The Country Strategy Paper for Namibia (2008-2013) presents the strategic framework for the cooperation of the European Commission with Namibia under the 10th European Development Fund (EDF).The total country allocation under the 10th EDF, after Mid Term Review and an increase in the context of the Millennium Development Goals Initiative, amounted to €129.60 million and concentrated on Human Resource Development and Rural Development, the latter with an emphasis on water and sanitation.


Key country statistics

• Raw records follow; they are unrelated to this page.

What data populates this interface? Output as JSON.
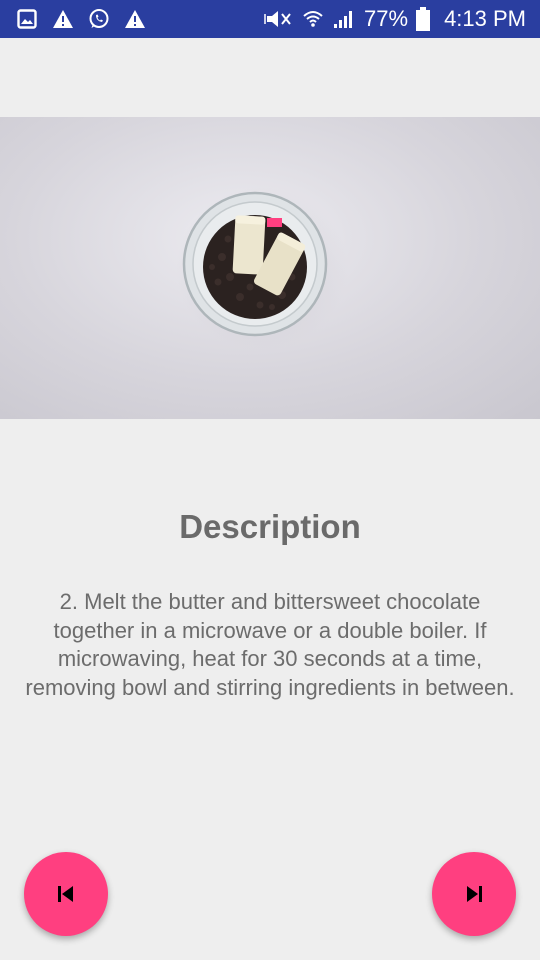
{
  "status_bar": {
    "battery": "77%",
    "time": "4:13 PM",
    "left_icons": [
      "image-icon",
      "warning-icon",
      "whatsapp-icon",
      "warning-icon"
    ],
    "right_icons": [
      "vibrate-mute-icon",
      "wifi-icon",
      "signal-icon",
      "battery-icon"
    ]
  },
  "step_image": {
    "description": ""
  },
  "description": {
    "title": "Description",
    "text": "2. Melt the butter and bittersweet chocolate together in a microwave or a double boiler. If microwaving, heat for 30 seconds at a time, removing bowl and stirring ingredients in between."
  },
  "navigation": {
    "prev_icon": "skip-previous-icon",
    "next_icon": "skip-next-icon"
  },
  "colors": {
    "status_bar": "#2a3ea0",
    "background": "#eeeeee",
    "accent": "#ff3f80",
    "text": "#6c6c6c"
  }
}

  • Total population (2015): 2 459 000
  • Life expectancy (at birth) (2015): 62 years (male), 67 years (female)
  • Human Development Index - Medium human development (2014): 0.628
  • Population living below $1.90 a day (2009): 22.6%
  • Income share held by lowest 40% of income distribution (2009): 9%
  • Upper middle income country - Gross National Income per capita (2014): 4 594 US$ (constant 2005 US$)
  • Average Gross Domestic Product growth over 5 years (2010-2014): 5.2 %

Selected results achieved with EU support through projects and programmes completed between mid-2014 and mid-2015

Good Governance and Human Rights

  • A tool to assess public service managers’ performance has been developed and it is in place. The Performance Management System project was expected to foster a professional public service delivery culture and practice and create an enabling environment
  • Leadership training for senior and middle management has been delivered (12 short courses) to officials working for the National Planning Commission (NPC). This training was found relevant for NPC management to deliver quality products and timely services to contribute to the implementation of the National Development Plans (NDPs)
  • Leadership training was delivered to senior and middle management officials working for the National Planning Commission (NPC), and found relevant for NPC management to deliver quality products and timely services to contribute to the implementation of the National Development Plans

Water and Sanitation

  • In 2015, 26% of households in disadvantaged communities in the region of Kavango reported persistent diarrhoea in children under 5 in the previous 3 months (down from 38% in 2011)
  • 1 700 'ventilated pit latrines' (incorporating features to enhance sanitation and health aspects of pit toilets through wind, sunlight and natural decomposition processes) have been installed
  • In 2015, 41% households in disadvantaged communities in the regions of Kunene, Ohangwena and Kavango reported open defecation or disposing of faeces (down from 81% in 2011)
  • 120 water facilities have been constructed or rehabilitated and benefit a total of 28 670 people in the regions of Kunene, Ohangwena and Kavango